[Input records Boundary: Start]

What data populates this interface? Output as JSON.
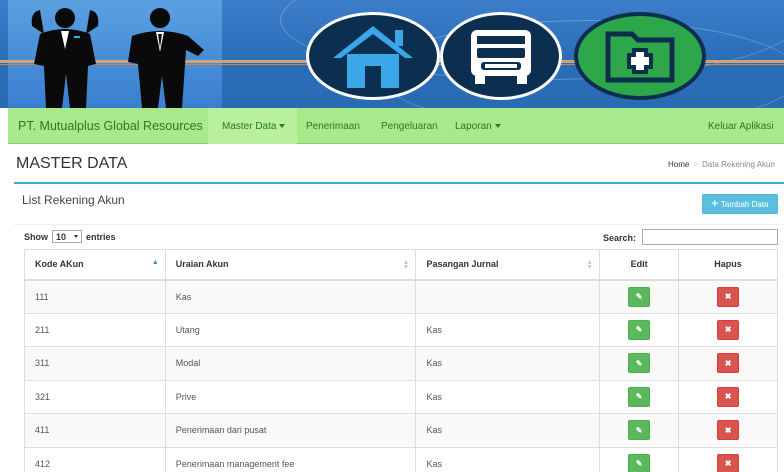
{
  "navbar": {
    "brand": "PT. Mutualplus Global Resources",
    "items": [
      {
        "label": "Master Data",
        "dropdown": true
      },
      {
        "label": "Penerimaan",
        "dropdown": false
      },
      {
        "label": "Pengeluaran",
        "dropdown": false
      },
      {
        "label": "Laporan",
        "dropdown": true
      }
    ],
    "logout": "Keluar Aplikasi"
  },
  "page": {
    "title": "MASTER DATA",
    "breadcrumb": {
      "home": "Home",
      "current": "Data Rekening Akun"
    }
  },
  "panel": {
    "title": "List Rekening Akun",
    "add_button": "Tambah Data",
    "show_label": "Show",
    "entries_value": "10",
    "entries_label": "entries",
    "search_label": "Search:",
    "search_value": ""
  },
  "table": {
    "headers": [
      "Kode AKun",
      "Uraian Akun",
      "Pasangan Jurnal",
      "Edit",
      "Hapus"
    ],
    "rows": [
      {
        "kode": "111",
        "uraian": "Kas",
        "pasangan": ""
      },
      {
        "kode": "211",
        "uraian": "Utang",
        "pasangan": "Kas"
      },
      {
        "kode": "311",
        "uraian": "Modal",
        "pasangan": "Kas"
      },
      {
        "kode": "321",
        "uraian": "Prive",
        "pasangan": "Kas"
      },
      {
        "kode": "411",
        "uraian": "Penerimaan dari pusat",
        "pasangan": "Kas"
      },
      {
        "kode": "412",
        "uraian": "Penerimaan management fee",
        "pasangan": "Kas"
      }
    ]
  },
  "colors": {
    "navbar_bg": "#a8e98c",
    "nav_text": "#2e7a1c",
    "panel_accent": "#3fa9d6",
    "edit_button": "#5cb85c",
    "delete_button": "#d9534f",
    "add_button": "#5bc0de"
  },
  "icons": {
    "banner": [
      "businessman-silhouette-icon",
      "businessman-silhouette-icon",
      "house-icon",
      "bus-icon",
      "folder-add-icon"
    ],
    "edit": "edit-icon",
    "delete": "close-icon",
    "add": "plus-icon"
  }
}
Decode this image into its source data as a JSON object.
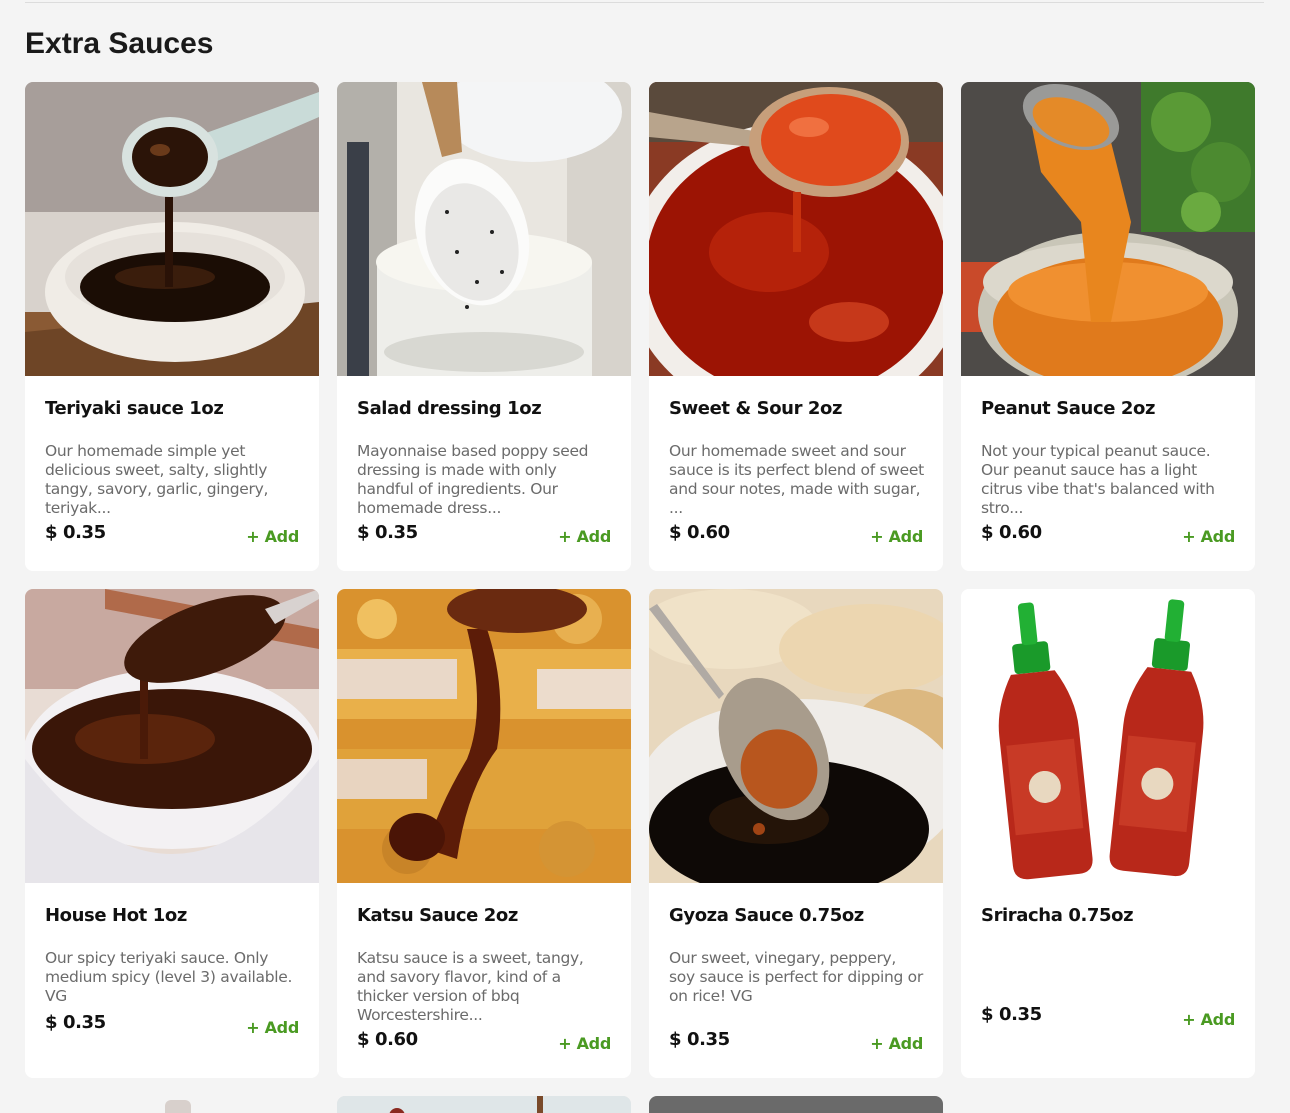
{
  "section": {
    "title": "Extra Sauces"
  },
  "items": [
    {
      "name": "Teriyaki sauce 1oz",
      "description": "Our homemade simple yet delicious sweet, salty, slightly tangy, savory, garlic, gingery, teriyak...",
      "price": "$ 0.35",
      "add_label": "+ Add"
    },
    {
      "name": "Salad dressing 1oz",
      "description": "Mayonnaise based poppy seed dressing is made with only handful of ingredients. Our homemade dress...",
      "price": "$ 0.35",
      "add_label": "+ Add"
    },
    {
      "name": "Sweet & Sour 2oz",
      "description": "Our homemade sweet and sour sauce is its perfect blend of sweet and sour notes, made with sugar, ...",
      "price": "$ 0.60",
      "add_label": "+ Add"
    },
    {
      "name": "Peanut Sauce 2oz",
      "description": "Not your typical peanut sauce. Our peanut sauce has a light citrus vibe that's balanced with stro...",
      "price": "$ 0.60",
      "add_label": "+ Add"
    },
    {
      "name": "House Hot 1oz",
      "description": "Our spicy teriyaki sauce. Only medium spicy (level 3) available. VG",
      "price": "$ 0.35",
      "add_label": "+ Add"
    },
    {
      "name": "Katsu Sauce 2oz",
      "description": "Katsu sauce is a sweet, tangy, and savory flavor, kind of a thicker version of bbq Worcestershire...",
      "price": "$ 0.60",
      "add_label": "+ Add"
    },
    {
      "name": "Gyoza Sauce 0.75oz",
      "description": "Our sweet, vinegary, peppery, soy sauce is perfect for dipping or on rice! VG",
      "price": "$ 0.35",
      "add_label": "+ Add"
    },
    {
      "name": "Sriracha 0.75oz",
      "description": "",
      "price": "$ 0.35",
      "add_label": "+ Add"
    }
  ],
  "colors": {
    "accent": "#4a9a22",
    "background": "#f4f4f4"
  }
}
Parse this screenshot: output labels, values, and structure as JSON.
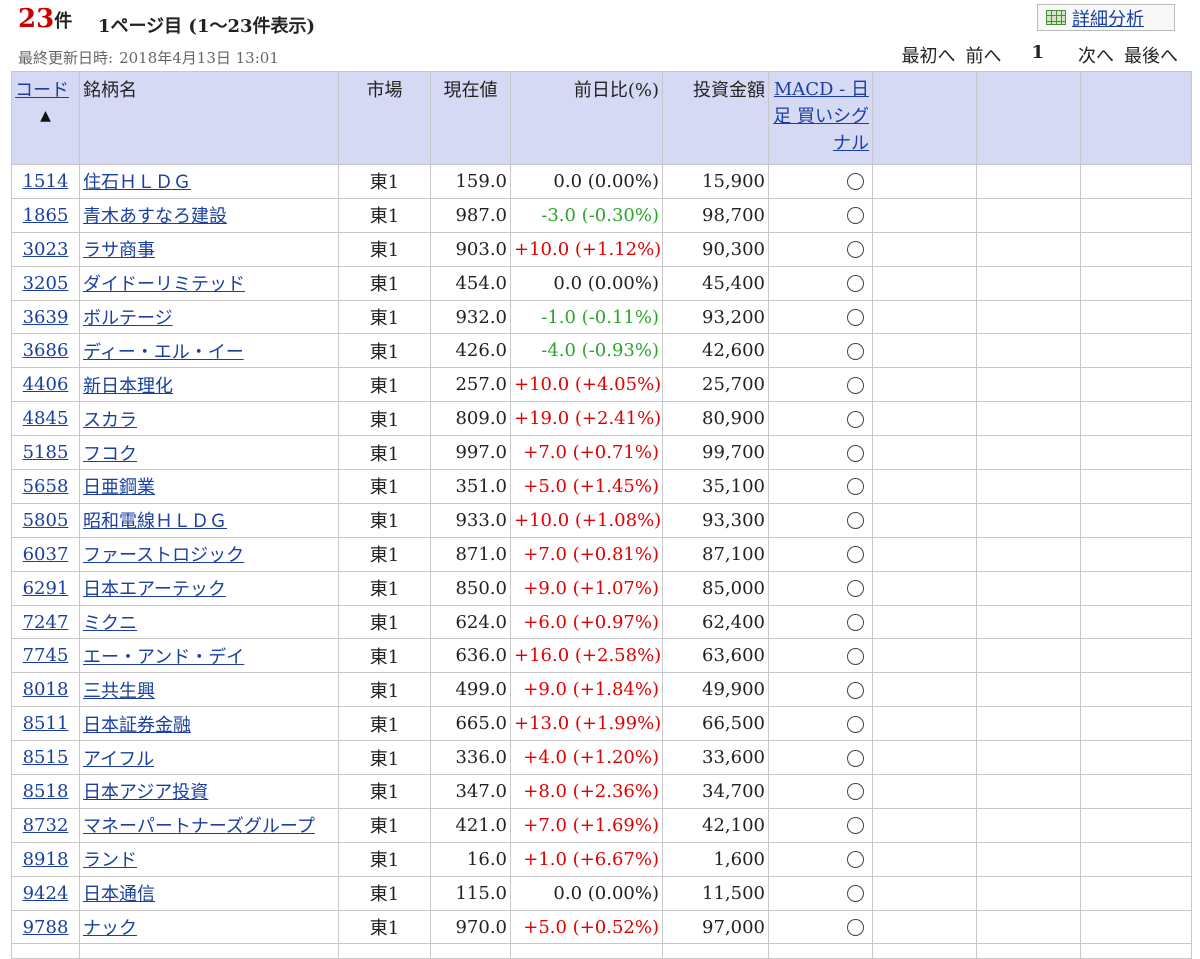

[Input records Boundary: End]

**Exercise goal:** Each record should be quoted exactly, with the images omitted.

**Output for this exercise:**
What data populates this interface? Output as JSON.
{
  "navbar": {
    "brand": "PT. Mutualplus Global Resources",
    "items": [
      {
        "label": "Master Data",
        "dropdown": true
      },
      {
        "label": "Penerimaan",
        "dropdown": false
      },
      {
        "label": "Pengeluaran",
        "dropdown": false
      },
      {
        "label": "Laporan",
        "dropdown": true
      }
    ],
    "logout": "Keluar Aplikasi"
  },
  "page": {
    "title": "MASTER DATA",
    "breadcrumb": {
      "home": "Home",
      "current": "Data Rekening Akun"
    }
  },
  "panel": {
    "title": "List Rekening Akun",
    "add_button": "Tambah Data",
    "show_label": "Show",
    "entries_value": "10",
    "entries_label": "entries",
    "search_label": "Search:",
    "search_value": ""
  },
  "table": {
    "headers": [
      "Kode AKun",
      "Uraian Akun",
      "Pasangan Jurnal",
      "Edit",
      "Hapus"
    ],
    "rows": [
      {
        "kode": "111",
        "uraian": "Kas",
        "pasangan": ""
      },
      {
        "kode": "211",
        "uraian": "Utang",
        "pasangan": "Kas"
      },
      {
        "kode": "311",
        "uraian": "Modal",
        "pasangan": "Kas"
      },
      {
        "kode": "321",
        "uraian": "Prive",
        "pasangan": "Kas"
      },
      {
        "kode": "411",
        "uraian": "Penerimaan dari pusat",
        "pasangan": "Kas"
      },
      {
        "kode": "412",
        "uraian": "Penerimaan management fee",
        "pasangan": "Kas"
      }
    ]
  },
  "colors": {
    "navbar_bg": "#a8e98c",
    "nav_text": "#2e7a1c",
    "panel_accent": "#3fa9d6",
    "edit_button": "#5cb85c",
    "delete_button": "#d9534f",
    "add_button": "#5bc0de"
  },
  "icons": {
    "banner": [
      "businessman-silhouette-icon",
      "businessman-silhouette-icon",
      "house-icon",
      "bus-icon",
      "folder-add-icon"
    ],
    "edit": "edit-icon",
    "delete": "close-icon",
    "add": "plus-icon"
  }
}
Decode this image into its source data as a JSON object.
{
  "section": {
    "title": "Extra Sauces"
  },
  "items": [
    {
      "name": "Teriyaki sauce 1oz",
      "description": "Our homemade simple yet delicious sweet, salty, slightly tangy, savory, garlic, gingery, teriyak...",
      "price": "$ 0.35",
      "add_label": "+ Add"
    },
    {
      "name": "Salad dressing 1oz",
      "description": "Mayonnaise based poppy seed dressing is made with only handful of ingredients. Our homemade dress...",
      "price": "$ 0.35",
      "add_label": "+ Add"
    },
    {
      "name": "Sweet & Sour 2oz",
      "description": "Our homemade sweet and sour sauce is its perfect blend of sweet and sour notes, made with sugar, ...",
      "price": "$ 0.60",
      "add_label": "+ Add"
    },
    {
      "name": "Peanut Sauce 2oz",
      "description": "Not your typical peanut sauce. Our peanut sauce has a light citrus vibe that's balanced with stro...",
      "price": "$ 0.60",
      "add_label": "+ Add"
    },
    {
      "name": "House Hot 1oz",
      "description": "Our spicy teriyaki sauce. Only medium spicy (level 3) available. VG",
      "price": "$ 0.35",
      "add_label": "+ Add"
    },
    {
      "name": "Katsu Sauce 2oz",
      "description": "Katsu sauce is a sweet, tangy, and savory flavor, kind of a thicker version of bbq Worcestershire...",
      "price": "$ 0.60",
      "add_label": "+ Add"
    },
    {
      "name": "Gyoza Sauce 0.75oz",
      "description": "Our sweet, vinegary, peppery, soy sauce is perfect for dipping or on rice! VG",
      "price": "$ 0.35",
      "add_label": "+ Add"
    },
    {
      "name": "Sriracha 0.75oz",
      "description": "",
      "price": "$ 0.35",
      "add_label": "+ Add"
    }
  ],
  "colors": {
    "accent": "#4a9a22",
    "background": "#f4f4f4"
  }
}
Parse this screenshot: output labels, values, and structure as JSON.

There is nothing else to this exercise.